    (I have interpreted your question in relation to actual mental health challenges, like mood disorders, rather than support for other issues that do not naturally fall within what Martin Seligman of Penn (see his TED talk on Positive Psychology) would call a disease model. For example, many people prefer to take on personal challenges like losing weight or getting healthy or working better habits into their lives by themselves. It is part of feeling empowered rather than handing the reins over to someone else. Others may want to embark on such a course as part of a group of supportive friends, which may similarly feel empowering- to have a support system that always has your back. But, in a culture in which the purveyors of products and services engage in a non-stop campaign of diagnosing needs as a way of creating for themselves a new market, people may resist such selling in order to feel a bit more autonomous.)
  • Oct 18 2012: People who have had some experience or education involving mental health will usually seek help when they realize that their problems cannot be solved by their own coping skills. Getting help is never comfortable, but it sure beats hitting your head against the wall. In the USA, this is still a small minority.

    For most others, it is very difficult to see and understand that the problem is within themselves, not outside influences or bad luck. That is especially true when most of the problems revolve around family or close friends. It is natural to blame the problems on others. In this type of situation it often takes a serious talk from a close, trusted friend to point out where the problem is. If the person has no such friend (this is common) it often takes desperation, and sometimes rock bottom.

    Early education in mental health could greatly improve this situation.
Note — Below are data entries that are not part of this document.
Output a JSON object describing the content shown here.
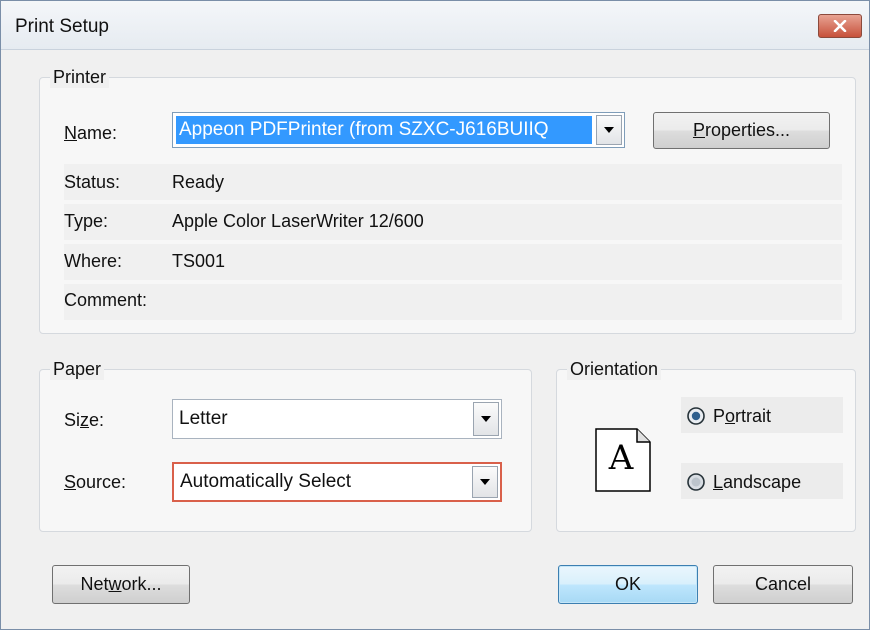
{
  "window": {
    "title": "Print Setup"
  },
  "printer": {
    "group_label": "Printer",
    "name_label_u": "N",
    "name_label_rest": "ame:",
    "name_value": "Appeon PDFPrinter (from SZXC-J616BUIIQ",
    "properties_u": "P",
    "properties_rest": "roperties...",
    "status_label": "Status:",
    "status_value": "Ready",
    "type_label": "Type:",
    "type_value": "Apple Color LaserWriter 12/600",
    "where_label": "Where:",
    "where_value": "TS001",
    "comment_label": "Comment:",
    "comment_value": ""
  },
  "paper": {
    "group_label": "Paper",
    "size_label_pre": "Si",
    "size_label_u": "z",
    "size_label_post": "e:",
    "size_value": "Letter",
    "source_label_u": "S",
    "source_label_rest": "ource:",
    "source_value": "Automatically Select"
  },
  "orientation": {
    "group_label": "Orientation",
    "page_glyph": "A",
    "portrait_pre": "P",
    "portrait_u": "o",
    "portrait_post": "rtrait",
    "portrait_selected": true,
    "landscape_u": "L",
    "landscape_rest": "andscape",
    "landscape_selected": false
  },
  "buttons": {
    "network_pre": "Net",
    "network_u": "w",
    "network_post": "ork...",
    "ok": "OK",
    "cancel": "Cancel"
  },
  "colors": {
    "selection": "#3399ff",
    "source_border": "#d9604a",
    "close_button": "#c7513b"
  }
}
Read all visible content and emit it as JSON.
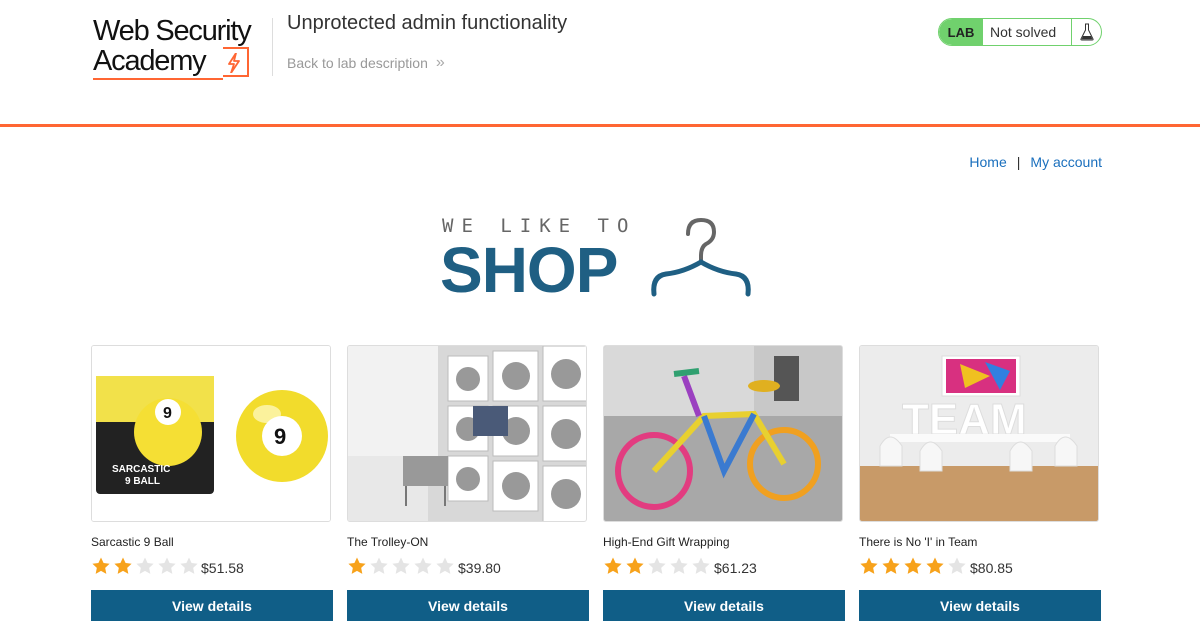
{
  "header": {
    "logo_line1": "Web Security",
    "logo_line2": "Academy",
    "lab_title": "Unprotected admin functionality",
    "back_link": "Back to lab description",
    "back_chevrons": "»",
    "status_badge": "LAB",
    "status_text": "Not solved"
  },
  "nav": {
    "home": "Home",
    "separator": "|",
    "account": "My account"
  },
  "hero": {
    "small": "WE LIKE TO",
    "big": "SHOP"
  },
  "colors": {
    "accent": "#ff6633",
    "button": "#105e87",
    "lab_green": "#70d16d",
    "link": "#1a6fbd",
    "star": "#f7a21b"
  },
  "products": [
    {
      "name": "Sarcastic 9 Ball",
      "rating": 2,
      "price": "$51.58",
      "button": "View details",
      "image_icon": "sarcastic-9-ball-image"
    },
    {
      "name": "The Trolley-ON",
      "rating": 1,
      "price": "$39.80",
      "button": "View details",
      "image_icon": "laundromat-trolley-image"
    },
    {
      "name": "High-End Gift Wrapping",
      "rating": 2,
      "price": "$61.23",
      "button": "View details",
      "image_icon": "knitted-bicycle-image"
    },
    {
      "name": "There is No 'I' in Team",
      "rating": 4,
      "price": "$80.85",
      "button": "View details",
      "image_icon": "team-sign-image"
    }
  ]
}
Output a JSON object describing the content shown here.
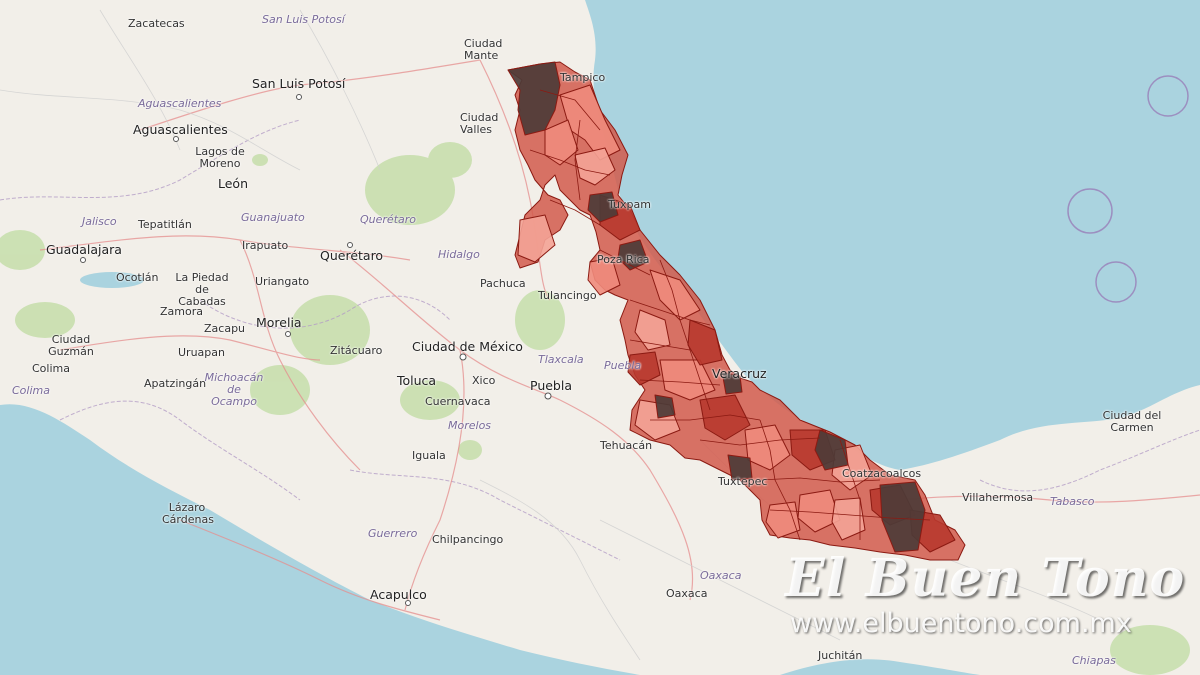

The time to fight the stigma is in the early school grades. IMO, violence and bullying should be addressed as mental health problems.